Problem: Copy the listing below in full, exactly.
^^^^^^^^
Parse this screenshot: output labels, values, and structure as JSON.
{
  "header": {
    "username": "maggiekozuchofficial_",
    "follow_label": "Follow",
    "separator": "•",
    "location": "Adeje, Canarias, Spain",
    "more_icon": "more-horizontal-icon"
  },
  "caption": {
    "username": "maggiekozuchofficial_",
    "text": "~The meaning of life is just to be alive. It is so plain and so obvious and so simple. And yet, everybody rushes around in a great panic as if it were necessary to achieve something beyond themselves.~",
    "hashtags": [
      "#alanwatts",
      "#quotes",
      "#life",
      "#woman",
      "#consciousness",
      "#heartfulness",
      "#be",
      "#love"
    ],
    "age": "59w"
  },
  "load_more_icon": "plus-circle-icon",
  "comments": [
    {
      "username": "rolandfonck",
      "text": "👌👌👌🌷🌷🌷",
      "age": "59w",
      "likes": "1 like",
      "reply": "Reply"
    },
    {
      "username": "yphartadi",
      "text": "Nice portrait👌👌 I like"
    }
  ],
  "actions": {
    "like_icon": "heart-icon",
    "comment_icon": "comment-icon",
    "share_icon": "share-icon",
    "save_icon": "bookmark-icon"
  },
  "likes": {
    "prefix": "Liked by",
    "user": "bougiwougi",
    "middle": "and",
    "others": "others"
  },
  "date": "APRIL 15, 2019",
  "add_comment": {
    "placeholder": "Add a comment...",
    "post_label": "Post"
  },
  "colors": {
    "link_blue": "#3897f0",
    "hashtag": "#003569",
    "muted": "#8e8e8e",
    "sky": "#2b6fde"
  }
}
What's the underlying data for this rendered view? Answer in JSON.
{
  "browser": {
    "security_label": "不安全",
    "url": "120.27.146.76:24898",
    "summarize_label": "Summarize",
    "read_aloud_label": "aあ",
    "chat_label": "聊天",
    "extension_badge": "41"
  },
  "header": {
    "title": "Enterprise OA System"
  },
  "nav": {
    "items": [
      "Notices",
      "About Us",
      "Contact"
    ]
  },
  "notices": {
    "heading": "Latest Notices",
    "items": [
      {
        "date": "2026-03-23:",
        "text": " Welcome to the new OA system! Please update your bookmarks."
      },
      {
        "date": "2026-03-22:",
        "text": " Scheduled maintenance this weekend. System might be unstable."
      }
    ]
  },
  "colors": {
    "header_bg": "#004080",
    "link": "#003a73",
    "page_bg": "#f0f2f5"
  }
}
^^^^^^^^
Exercise result:
Parse this screenshot: output labels, values, and structure as JSON.
{
  "header": {
    "username": "maggiekozuchofficial_",
    "follow_label": "Follow",
    "separator": "•",
    "location": "Adeje, Canarias, Spain",
    "more_icon": "more-horizontal-icon"
  },
  "caption": {
    "username": "maggiekozuchofficial_",
    "text": "~The meaning of life is just to be alive. It is so plain and so obvious and so simple. And yet, everybody rushes around in a great panic as if it were necessary to achieve something beyond themselves.~",
    "hashtags": [
      "#alanwatts",
      "#quotes",
      "#life",
      "#woman",
      "#consciousness",
      "#heartfulness",
      "#be",
      "#love"
    ],
    "age": "59w"
  },
  "load_more_icon": "plus-circle-icon",
  "comments": [
    {
      "username": "rolandfonck",
      "text": "👌👌👌🌷🌷🌷",
      "age": "59w",
      "likes": "1 like",
      "reply": "Reply"
    },
    {
      "username": "yphartadi",
      "text": "Nice portrait👌👌 I like"
    }
  ],
  "actions": {
    "like_icon": "heart-icon",
    "comment_icon": "comment-icon",
    "share_icon": "share-icon",
    "save_icon": "bookmark-icon"
  },
  "likes": {
    "prefix": "Liked by",
    "user": "bougiwougi",
    "middle": "and",
    "others": "others"
  },
  "date": "APRIL 15, 2019",
  "add_comment": {
    "placeholder": "Add a comment...",
    "post_label": "Post"
  },
  "colors": {
    "link_blue": "#3897f0",
    "hashtag": "#003569",
    "muted": "#8e8e8e",
    "sky": "#2b6fde"
  }
}
What's the underlying data for this rendered view? Answer in JSON.
{
  "browser": {
    "security_label": "不安全",
    "url": "120.27.146.76:24898",
    "summarize_label": "Summarize",
    "read_aloud_label": "aあ",
    "chat_label": "聊天",
    "extension_badge": "41"
  },
  "header": {
    "title": "Enterprise OA System"
  },
  "nav": {
    "items": [
      "Notices",
      "About Us",
      "Contact"
    ]
  },
  "notices": {
    "heading": "Latest Notices",
    "items": [
      {
        "date": "2026-03-23:",
        "text": " Welcome to the new OA system! Please update your bookmarks."
      },
      {
        "date": "2026-03-22:",
        "text": " Scheduled maintenance this weekend. System might be unstable."
      }
    ]
  },
  "colors": {
    "header_bg": "#004080",
    "link": "#003a73",
    "page_bg": "#f0f2f5"
  }
}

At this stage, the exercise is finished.